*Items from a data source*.
———
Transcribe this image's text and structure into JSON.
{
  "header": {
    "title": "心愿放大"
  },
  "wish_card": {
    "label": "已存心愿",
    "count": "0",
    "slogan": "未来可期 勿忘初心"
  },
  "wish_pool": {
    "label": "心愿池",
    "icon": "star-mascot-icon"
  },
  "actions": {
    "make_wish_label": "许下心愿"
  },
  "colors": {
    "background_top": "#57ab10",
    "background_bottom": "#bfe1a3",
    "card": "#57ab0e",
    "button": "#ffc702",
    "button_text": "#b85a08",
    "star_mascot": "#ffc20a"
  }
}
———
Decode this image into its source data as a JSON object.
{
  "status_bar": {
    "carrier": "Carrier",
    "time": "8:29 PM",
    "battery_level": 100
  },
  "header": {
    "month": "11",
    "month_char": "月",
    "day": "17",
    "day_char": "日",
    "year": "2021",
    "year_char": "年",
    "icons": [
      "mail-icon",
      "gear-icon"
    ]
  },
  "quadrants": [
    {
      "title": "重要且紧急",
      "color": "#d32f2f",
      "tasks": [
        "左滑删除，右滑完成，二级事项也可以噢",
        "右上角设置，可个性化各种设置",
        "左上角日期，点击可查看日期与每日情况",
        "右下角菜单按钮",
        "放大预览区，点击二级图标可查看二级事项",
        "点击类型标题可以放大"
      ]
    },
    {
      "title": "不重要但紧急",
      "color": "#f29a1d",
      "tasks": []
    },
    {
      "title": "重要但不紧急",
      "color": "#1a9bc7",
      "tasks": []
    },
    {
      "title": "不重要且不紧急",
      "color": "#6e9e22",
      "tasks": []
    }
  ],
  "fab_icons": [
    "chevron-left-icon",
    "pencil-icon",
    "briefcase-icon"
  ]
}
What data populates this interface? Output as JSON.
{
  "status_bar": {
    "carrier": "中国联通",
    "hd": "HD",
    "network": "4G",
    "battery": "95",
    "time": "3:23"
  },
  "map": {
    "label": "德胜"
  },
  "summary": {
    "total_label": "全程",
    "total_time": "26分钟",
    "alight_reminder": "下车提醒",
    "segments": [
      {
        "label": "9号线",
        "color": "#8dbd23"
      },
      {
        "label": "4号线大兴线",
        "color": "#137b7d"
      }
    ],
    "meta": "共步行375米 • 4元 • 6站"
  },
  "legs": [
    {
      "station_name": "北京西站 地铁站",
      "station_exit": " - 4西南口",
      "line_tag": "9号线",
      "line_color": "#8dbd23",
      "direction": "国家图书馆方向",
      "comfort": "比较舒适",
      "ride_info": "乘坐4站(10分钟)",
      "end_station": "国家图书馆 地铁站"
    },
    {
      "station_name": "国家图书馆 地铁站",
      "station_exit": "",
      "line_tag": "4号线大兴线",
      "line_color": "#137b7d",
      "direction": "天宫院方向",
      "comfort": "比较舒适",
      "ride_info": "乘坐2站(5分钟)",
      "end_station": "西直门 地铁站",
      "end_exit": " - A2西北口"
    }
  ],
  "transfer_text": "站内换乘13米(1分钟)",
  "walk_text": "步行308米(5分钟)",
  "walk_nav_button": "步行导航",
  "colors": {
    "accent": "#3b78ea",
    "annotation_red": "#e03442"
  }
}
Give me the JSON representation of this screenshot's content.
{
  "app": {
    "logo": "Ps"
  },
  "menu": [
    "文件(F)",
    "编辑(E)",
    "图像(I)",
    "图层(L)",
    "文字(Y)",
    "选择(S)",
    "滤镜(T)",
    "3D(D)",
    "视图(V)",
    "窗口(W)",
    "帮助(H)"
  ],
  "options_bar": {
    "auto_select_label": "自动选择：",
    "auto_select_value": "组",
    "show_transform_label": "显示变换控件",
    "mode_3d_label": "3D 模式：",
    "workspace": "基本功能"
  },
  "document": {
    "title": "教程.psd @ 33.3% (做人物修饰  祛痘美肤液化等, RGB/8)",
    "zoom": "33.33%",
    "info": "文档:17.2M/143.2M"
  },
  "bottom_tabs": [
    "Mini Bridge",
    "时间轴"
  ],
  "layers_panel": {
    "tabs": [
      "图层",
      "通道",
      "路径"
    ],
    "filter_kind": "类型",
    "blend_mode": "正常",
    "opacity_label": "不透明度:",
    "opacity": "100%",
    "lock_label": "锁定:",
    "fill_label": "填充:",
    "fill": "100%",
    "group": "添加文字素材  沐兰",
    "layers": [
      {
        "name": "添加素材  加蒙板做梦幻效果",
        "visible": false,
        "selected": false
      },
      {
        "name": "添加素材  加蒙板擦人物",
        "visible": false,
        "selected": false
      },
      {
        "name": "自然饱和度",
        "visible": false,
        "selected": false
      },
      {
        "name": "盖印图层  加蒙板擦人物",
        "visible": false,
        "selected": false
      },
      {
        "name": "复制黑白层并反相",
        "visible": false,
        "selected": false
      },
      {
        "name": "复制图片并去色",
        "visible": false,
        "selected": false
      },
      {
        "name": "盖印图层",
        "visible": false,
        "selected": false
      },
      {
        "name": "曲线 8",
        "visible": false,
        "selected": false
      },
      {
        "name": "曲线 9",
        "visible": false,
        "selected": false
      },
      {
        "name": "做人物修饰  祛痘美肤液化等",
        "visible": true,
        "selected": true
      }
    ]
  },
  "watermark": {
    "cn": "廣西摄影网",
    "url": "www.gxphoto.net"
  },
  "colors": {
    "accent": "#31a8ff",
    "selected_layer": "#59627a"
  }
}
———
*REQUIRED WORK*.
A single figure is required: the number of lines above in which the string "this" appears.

*ANSWER SPACE*.
4